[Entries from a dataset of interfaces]
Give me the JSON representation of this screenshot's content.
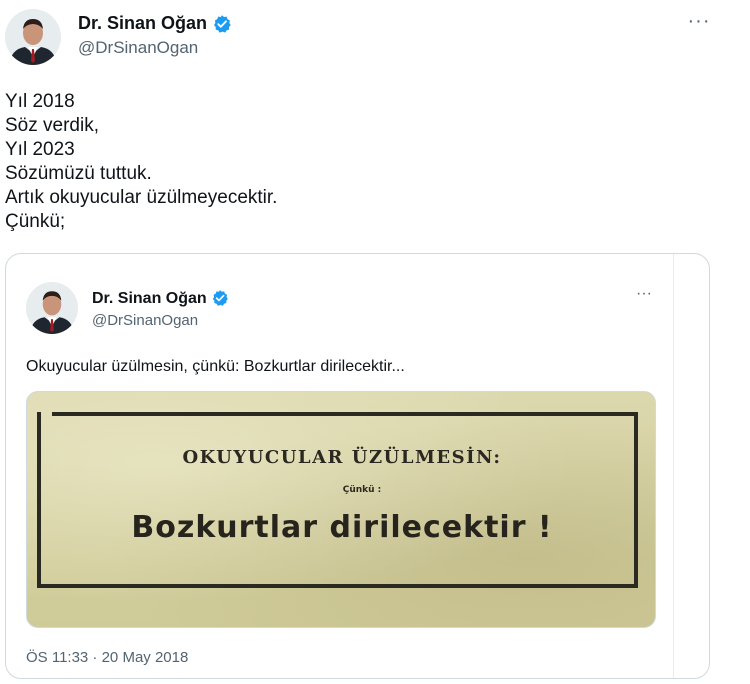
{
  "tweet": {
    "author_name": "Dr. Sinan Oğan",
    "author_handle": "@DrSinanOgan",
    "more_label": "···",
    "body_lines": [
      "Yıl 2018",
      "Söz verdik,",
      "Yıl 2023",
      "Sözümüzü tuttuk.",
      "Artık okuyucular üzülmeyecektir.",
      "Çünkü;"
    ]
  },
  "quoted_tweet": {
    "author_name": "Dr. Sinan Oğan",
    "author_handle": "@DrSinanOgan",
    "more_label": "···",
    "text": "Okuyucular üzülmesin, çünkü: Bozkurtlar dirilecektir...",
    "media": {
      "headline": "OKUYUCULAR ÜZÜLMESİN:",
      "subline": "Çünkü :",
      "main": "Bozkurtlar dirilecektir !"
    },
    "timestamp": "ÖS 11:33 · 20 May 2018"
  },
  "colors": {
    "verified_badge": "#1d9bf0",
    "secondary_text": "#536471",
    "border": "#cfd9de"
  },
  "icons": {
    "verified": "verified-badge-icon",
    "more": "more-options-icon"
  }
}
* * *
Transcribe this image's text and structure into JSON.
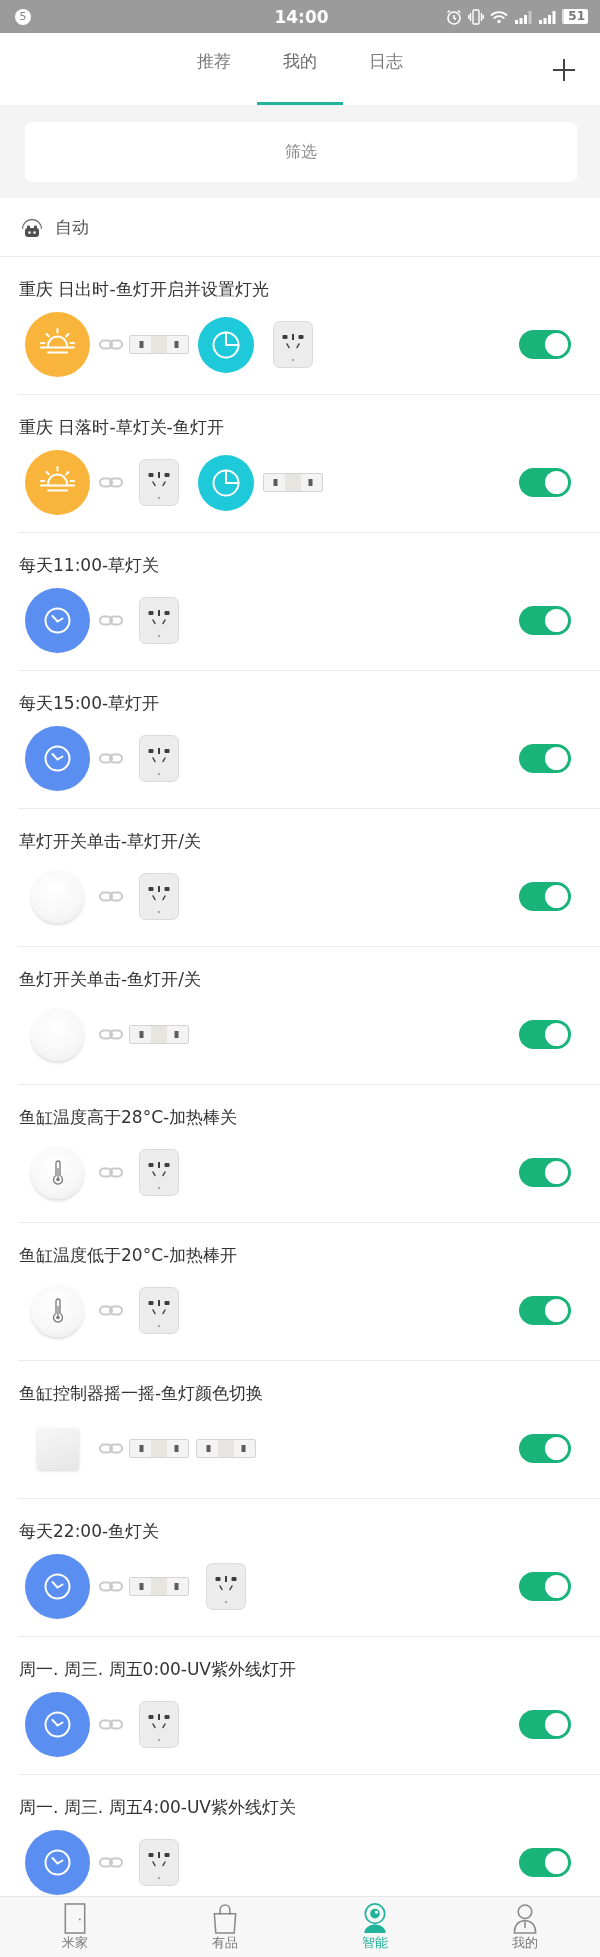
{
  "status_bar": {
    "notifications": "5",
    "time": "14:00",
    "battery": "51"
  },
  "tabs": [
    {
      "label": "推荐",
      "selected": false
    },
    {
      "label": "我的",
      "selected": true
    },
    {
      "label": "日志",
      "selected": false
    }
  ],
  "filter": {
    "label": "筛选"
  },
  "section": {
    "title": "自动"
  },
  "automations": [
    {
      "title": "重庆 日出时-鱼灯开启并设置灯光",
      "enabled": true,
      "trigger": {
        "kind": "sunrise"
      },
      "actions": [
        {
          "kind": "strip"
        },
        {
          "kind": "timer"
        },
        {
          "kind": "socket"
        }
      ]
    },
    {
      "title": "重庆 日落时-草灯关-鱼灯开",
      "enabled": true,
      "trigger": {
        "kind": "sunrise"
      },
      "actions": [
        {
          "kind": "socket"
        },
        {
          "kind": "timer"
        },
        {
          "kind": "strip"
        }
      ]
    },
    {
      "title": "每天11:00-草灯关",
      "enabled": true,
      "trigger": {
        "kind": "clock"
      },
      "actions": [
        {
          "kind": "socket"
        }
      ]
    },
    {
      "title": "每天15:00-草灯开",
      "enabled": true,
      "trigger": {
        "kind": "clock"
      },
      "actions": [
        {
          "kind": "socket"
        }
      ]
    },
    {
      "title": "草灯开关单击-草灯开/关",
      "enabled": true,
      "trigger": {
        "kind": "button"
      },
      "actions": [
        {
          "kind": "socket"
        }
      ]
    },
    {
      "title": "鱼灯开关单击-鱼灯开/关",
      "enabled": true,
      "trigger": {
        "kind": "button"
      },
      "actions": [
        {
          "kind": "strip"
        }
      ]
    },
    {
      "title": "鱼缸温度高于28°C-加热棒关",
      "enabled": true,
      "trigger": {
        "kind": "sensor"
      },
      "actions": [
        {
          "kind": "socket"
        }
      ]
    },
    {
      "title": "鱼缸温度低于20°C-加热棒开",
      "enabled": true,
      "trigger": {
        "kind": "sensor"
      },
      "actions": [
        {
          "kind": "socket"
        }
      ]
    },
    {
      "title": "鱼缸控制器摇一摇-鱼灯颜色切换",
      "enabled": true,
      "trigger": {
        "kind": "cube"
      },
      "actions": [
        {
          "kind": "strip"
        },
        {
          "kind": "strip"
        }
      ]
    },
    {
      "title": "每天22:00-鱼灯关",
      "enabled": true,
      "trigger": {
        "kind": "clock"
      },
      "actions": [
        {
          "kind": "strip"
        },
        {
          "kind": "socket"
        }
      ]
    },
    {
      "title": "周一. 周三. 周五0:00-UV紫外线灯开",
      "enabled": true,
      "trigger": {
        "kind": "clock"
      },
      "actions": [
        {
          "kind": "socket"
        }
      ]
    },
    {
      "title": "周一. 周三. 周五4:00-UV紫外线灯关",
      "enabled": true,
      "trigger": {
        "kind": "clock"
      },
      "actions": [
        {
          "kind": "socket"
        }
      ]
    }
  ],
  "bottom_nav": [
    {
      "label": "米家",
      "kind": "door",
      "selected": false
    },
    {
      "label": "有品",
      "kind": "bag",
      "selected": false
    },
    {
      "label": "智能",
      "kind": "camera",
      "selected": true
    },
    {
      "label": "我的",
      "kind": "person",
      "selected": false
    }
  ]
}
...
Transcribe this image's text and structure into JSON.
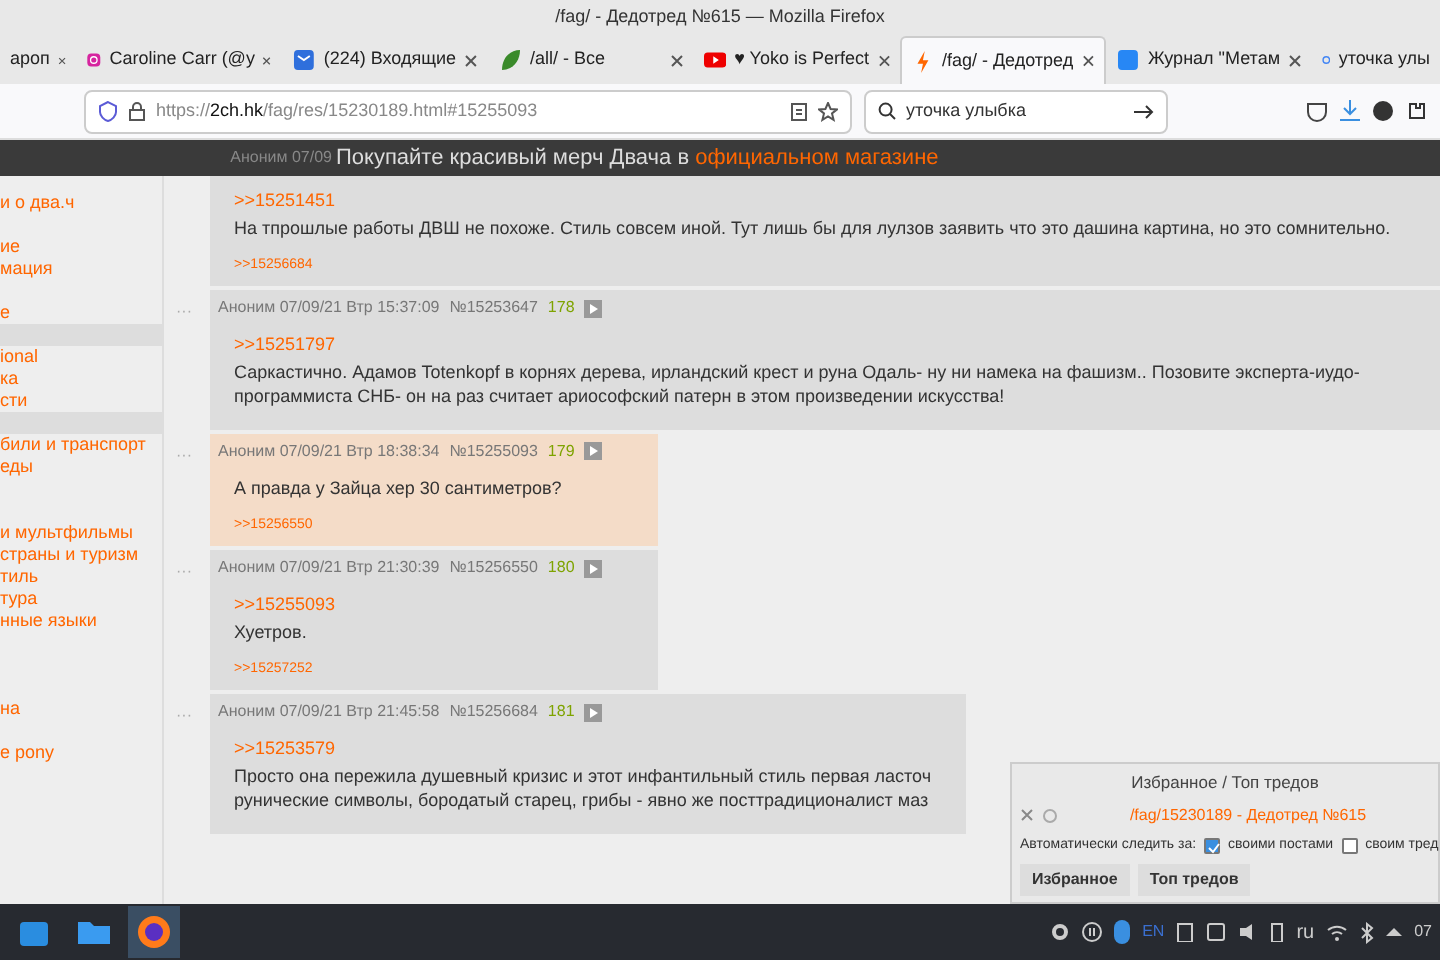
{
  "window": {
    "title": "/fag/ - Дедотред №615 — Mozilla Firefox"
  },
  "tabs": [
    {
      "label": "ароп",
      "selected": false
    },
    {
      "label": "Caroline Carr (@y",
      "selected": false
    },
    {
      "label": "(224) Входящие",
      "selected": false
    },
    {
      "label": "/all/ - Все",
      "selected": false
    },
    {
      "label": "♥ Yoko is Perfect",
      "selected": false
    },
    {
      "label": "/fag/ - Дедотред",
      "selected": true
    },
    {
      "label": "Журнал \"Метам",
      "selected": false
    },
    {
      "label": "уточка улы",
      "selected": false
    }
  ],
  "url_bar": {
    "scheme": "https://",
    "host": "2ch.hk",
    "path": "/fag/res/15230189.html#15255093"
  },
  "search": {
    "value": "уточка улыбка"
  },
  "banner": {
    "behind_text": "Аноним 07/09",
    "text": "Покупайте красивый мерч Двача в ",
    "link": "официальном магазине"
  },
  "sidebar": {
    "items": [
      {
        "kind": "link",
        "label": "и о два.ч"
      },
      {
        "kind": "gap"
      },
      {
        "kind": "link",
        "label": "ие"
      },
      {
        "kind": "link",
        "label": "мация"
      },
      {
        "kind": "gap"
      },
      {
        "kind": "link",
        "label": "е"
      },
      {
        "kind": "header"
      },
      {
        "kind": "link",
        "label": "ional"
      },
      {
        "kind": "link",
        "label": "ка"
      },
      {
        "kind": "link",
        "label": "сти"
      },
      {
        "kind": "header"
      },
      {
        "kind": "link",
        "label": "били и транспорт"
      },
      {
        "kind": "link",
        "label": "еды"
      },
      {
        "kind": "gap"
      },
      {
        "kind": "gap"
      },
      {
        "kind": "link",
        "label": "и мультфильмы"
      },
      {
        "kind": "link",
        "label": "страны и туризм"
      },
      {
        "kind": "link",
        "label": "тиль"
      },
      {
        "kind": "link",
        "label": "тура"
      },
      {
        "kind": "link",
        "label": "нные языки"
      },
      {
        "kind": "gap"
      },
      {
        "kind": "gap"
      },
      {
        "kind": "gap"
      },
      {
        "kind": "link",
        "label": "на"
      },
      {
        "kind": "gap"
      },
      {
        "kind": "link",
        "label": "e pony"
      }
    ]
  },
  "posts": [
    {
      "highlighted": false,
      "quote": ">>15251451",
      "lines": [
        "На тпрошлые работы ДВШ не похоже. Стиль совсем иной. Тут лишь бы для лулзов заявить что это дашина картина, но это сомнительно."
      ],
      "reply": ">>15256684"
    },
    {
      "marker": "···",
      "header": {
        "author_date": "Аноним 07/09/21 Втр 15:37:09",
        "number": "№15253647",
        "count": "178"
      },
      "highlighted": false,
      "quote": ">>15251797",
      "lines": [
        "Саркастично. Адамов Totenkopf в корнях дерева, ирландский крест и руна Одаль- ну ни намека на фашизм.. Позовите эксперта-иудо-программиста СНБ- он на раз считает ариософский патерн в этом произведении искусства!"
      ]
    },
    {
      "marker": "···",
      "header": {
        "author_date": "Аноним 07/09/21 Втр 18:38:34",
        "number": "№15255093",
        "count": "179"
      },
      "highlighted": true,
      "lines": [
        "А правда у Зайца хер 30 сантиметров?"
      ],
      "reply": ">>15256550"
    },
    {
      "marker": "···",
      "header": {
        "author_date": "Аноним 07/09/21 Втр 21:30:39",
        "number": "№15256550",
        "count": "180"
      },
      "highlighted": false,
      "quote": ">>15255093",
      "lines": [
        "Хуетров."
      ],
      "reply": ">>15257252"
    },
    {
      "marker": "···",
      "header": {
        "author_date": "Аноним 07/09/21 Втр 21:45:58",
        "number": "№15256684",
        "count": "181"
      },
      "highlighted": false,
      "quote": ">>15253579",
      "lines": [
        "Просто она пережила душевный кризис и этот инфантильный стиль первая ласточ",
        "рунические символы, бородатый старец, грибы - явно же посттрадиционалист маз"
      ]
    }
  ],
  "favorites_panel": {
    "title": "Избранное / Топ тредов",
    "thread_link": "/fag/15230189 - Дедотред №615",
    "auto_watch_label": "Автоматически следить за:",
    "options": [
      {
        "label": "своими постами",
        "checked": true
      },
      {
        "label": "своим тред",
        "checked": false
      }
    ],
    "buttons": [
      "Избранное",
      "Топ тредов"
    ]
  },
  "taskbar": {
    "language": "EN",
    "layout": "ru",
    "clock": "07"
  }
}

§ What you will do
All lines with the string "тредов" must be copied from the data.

§ Response to the exercise
    "title": "Избранное / Топ тредов",
      "Топ тредов"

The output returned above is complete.